::: Dataset content
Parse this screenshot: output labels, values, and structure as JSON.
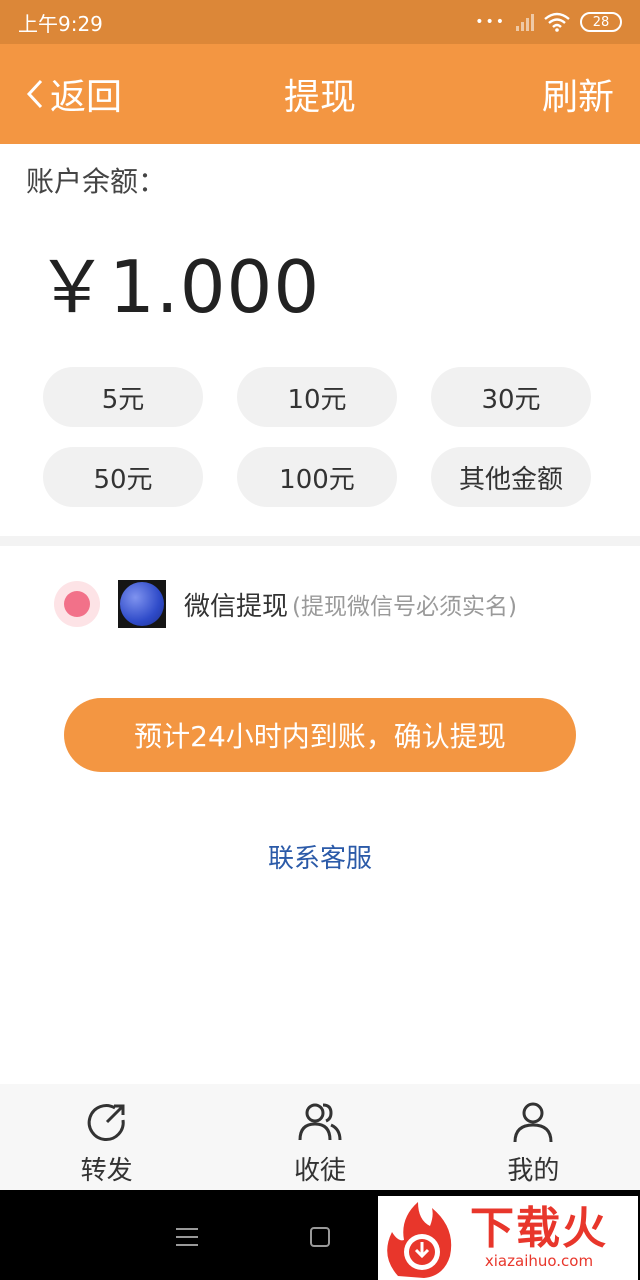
{
  "status_bar": {
    "time": "上午9:29",
    "dots": "•••",
    "battery": "28"
  },
  "nav": {
    "back_label": "返回",
    "title": "提现",
    "refresh_label": "刷新"
  },
  "balance": {
    "label": "账户余额：",
    "amount": "￥1.000"
  },
  "amount_options": [
    {
      "label": "5元"
    },
    {
      "label": "10元"
    },
    {
      "label": "30元"
    },
    {
      "label": "50元"
    },
    {
      "label": "100元"
    },
    {
      "label": "其他金额"
    }
  ],
  "payment_method": {
    "name": "微信提现",
    "note": "(提现微信号必须实名)",
    "selected": true
  },
  "confirm_label": "预计24小时内到账，确认提现",
  "contact_label": "联系客服",
  "tabs": [
    {
      "label": "转发",
      "icon": "share-icon"
    },
    {
      "label": "收徒",
      "icon": "users-icon"
    },
    {
      "label": "我的",
      "icon": "user-icon"
    }
  ],
  "watermark": {
    "title": "下载火",
    "domain": "xiazaihuo.com"
  },
  "colors": {
    "accent": "#f39642",
    "status_bar": "#dc8738",
    "radio": "#f27189",
    "link": "#2b5aa8"
  }
}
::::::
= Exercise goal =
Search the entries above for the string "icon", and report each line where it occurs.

= Answer space =
      "icon": "share-icon"
      "icon": "users-icon"
      "icon": "user-icon"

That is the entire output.